-------- Recorded data --------

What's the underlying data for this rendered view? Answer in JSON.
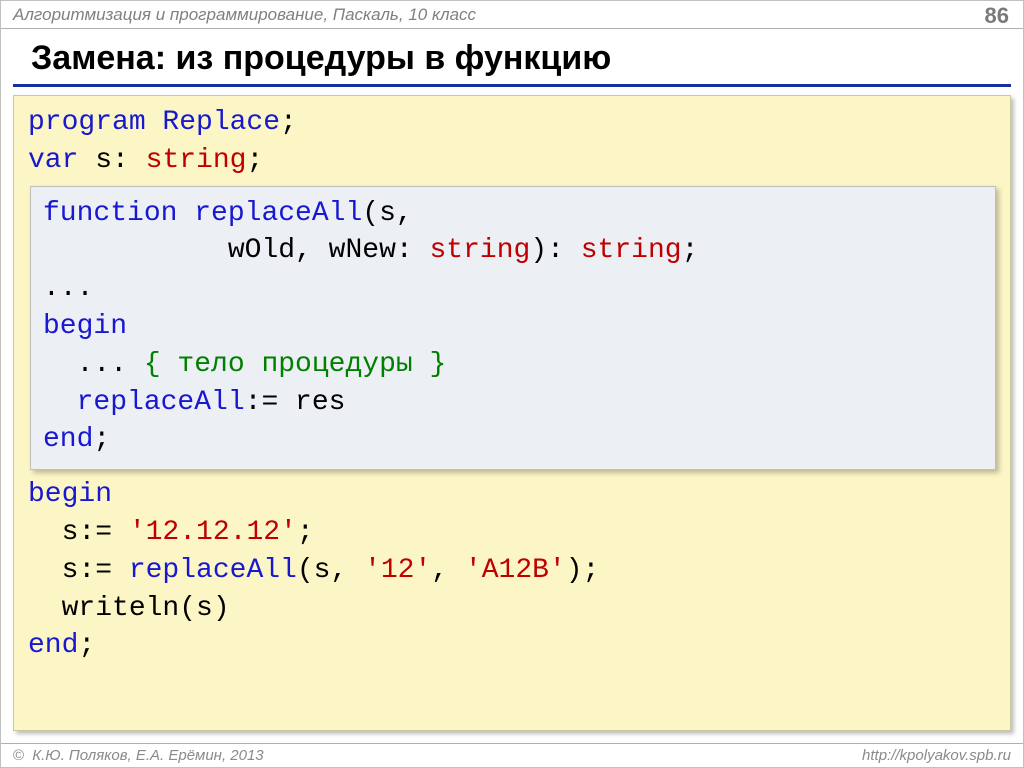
{
  "header": {
    "course": "Алгоритмизация и программирование, Паскаль, 10 класс",
    "page": "86"
  },
  "title": "Замена: из процедуры в функцию",
  "code": {
    "outer": {
      "l1_kw": "program ",
      "l1_name": "Replace",
      "l1_end": ";",
      "l2_kw": "var ",
      "l2_var": "s: ",
      "l2_type": "string",
      "l2_end": ";",
      "l8_kw": "begin",
      "l9_txt": "  s:= ",
      "l9_str": "'12.12.12'",
      "l9_end": ";",
      "l10_txt": "  s:= ",
      "l10_name": "replaceAll",
      "l10_mid": "(s, ",
      "l10_str1": "'12'",
      "l10_comma": ", ",
      "l10_str2": "'A12B'",
      "l10_end": ");",
      "l11_txt": "  writeln(s)",
      "l12_kw": "end",
      "l12_end": ";"
    },
    "inner": {
      "l1_kw": "function ",
      "l1_name": "replaceAll",
      "l1_open": "(s,",
      "l2_pad": "           ",
      "l2_args": "wOld, wNew: ",
      "l2_type1": "string",
      "l2_mid": "): ",
      "l2_type2": "string",
      "l2_end": ";",
      "l3_txt": "...",
      "l4_kw": "begin",
      "l5_txt": "  ... ",
      "l5_cmt": "{ тело процедуры }",
      "l6_pad": "  ",
      "l6_name": "replaceAll",
      "l6_rest": ":= res",
      "l7_kw": "end",
      "l7_end": ";"
    }
  },
  "footer": {
    "copyright_symbol": "©",
    "authors": "К.Ю. Поляков, Е.А. Ерёмин, 2013",
    "url": "http://kpolyakov.spb.ru"
  }
}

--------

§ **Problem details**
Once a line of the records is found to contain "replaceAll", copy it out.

§ **Your response**
      "l10_name": "replaceAll",
      "l1_name": "replaceAll",
      "l6_name": "replaceAll",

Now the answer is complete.